For waiver requests where the course is to be taken in the Fall semester, students must submit the request no later than April 15th of the immediately preceding semester (for example, a waiver request for Fall 2011 must be made no later than April 15, 2011).
For waiver requests where the course is to be taken in the Spring semester, students must submit the request no later than November 15th of the immediately preceding semester (for example, a waiver request for Spring 2012 must be made no later than November 15, 2012).
Failure to follow these deadlines will result in an automatic denial of the waiver requests. If students cannot wait until a later semester to make the request then they will be required to take the full internship experience (3-units) regardless of prior experience.
Planning Your Internship
Ultimately, establishing an internship experience that is valuable to you and also one that meets the requirement of the MPP program is an interactive process between the student and internship director. To allow for the most valuable internship experience possible, the following guidelines are suggested:
First, explore what is out there. Reach out into the community in the areas that interest you to see if you can find an experience you would enjoy. If you are having difficulty, you should contact the internship coordinator (Chad McGuire: email@example.com) for help and to develop your ideas. This should be done well before the semester you are planning to take your internship.
Second, once you have a possible connection for an internship, make sure the specific 'project' you plan to engage in during the semester meets the internship requirements of the program. You should ensure the expectations between yourself and your sponsor for the internship are aligned. You should also make sure these expectations meet the requirements of the program, and this is where involving the internship coordinator in the final agreement between you and your agency makes sense.
The Internship Experience
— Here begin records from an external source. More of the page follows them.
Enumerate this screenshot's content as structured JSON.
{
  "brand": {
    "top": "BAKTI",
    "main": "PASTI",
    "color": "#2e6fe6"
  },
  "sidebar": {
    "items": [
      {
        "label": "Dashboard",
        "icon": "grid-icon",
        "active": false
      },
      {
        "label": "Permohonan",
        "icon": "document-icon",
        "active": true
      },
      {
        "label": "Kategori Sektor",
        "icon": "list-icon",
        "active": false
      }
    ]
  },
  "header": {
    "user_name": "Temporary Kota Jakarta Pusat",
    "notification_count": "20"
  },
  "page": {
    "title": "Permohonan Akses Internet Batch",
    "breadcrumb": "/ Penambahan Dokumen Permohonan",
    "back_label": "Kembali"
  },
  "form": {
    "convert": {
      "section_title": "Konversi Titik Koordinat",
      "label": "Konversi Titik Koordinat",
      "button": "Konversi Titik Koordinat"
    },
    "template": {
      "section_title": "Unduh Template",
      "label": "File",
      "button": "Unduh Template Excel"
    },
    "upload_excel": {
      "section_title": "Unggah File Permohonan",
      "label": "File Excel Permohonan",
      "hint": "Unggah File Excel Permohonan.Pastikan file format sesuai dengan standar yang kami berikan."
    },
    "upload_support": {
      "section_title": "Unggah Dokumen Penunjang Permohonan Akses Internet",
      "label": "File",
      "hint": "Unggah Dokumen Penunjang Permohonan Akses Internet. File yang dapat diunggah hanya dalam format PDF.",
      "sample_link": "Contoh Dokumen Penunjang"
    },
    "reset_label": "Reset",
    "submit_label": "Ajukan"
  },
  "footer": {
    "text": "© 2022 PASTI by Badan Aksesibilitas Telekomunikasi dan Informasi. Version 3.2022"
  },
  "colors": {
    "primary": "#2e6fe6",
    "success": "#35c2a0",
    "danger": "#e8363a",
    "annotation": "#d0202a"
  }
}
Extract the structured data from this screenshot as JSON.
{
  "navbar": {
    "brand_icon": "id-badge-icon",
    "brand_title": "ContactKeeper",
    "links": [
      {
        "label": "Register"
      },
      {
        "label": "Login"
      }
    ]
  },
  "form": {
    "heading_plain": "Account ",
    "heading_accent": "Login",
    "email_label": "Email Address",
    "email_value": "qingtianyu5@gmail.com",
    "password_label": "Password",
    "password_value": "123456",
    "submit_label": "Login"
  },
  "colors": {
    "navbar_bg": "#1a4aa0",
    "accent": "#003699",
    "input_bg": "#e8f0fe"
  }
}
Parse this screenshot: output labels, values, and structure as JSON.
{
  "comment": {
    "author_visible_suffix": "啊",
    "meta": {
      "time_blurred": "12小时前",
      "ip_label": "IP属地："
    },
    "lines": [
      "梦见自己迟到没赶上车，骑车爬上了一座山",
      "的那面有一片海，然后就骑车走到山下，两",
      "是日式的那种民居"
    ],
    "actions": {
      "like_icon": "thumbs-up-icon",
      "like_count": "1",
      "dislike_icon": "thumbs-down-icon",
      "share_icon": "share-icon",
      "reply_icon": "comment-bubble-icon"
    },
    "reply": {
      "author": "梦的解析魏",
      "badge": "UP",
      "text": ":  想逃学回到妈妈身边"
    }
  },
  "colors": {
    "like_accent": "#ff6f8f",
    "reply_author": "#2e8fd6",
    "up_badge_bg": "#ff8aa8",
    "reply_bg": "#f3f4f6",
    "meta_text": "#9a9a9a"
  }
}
The actual internship will be divided into two parts: the experiential component (actually engaging in the internship experience), and a seminar component where you will interact with your fellow classmates also interning during the semester. The specific details of the experiential component (required if not waived) will be determined by agreement between your host entity and the internship coordinator. The seminar component will take place mainly in an online interactive environment where you will have specific readings to link your internship experience to your academics in the public policy program, as well as larger connections between your work and civic engagement. There are monthly discussion posts required in the seminar component of the course, as well as a final report that is due at the end of the semester. Part of the final report may be helpful to students in preparing their summary statement for their portfolio presentation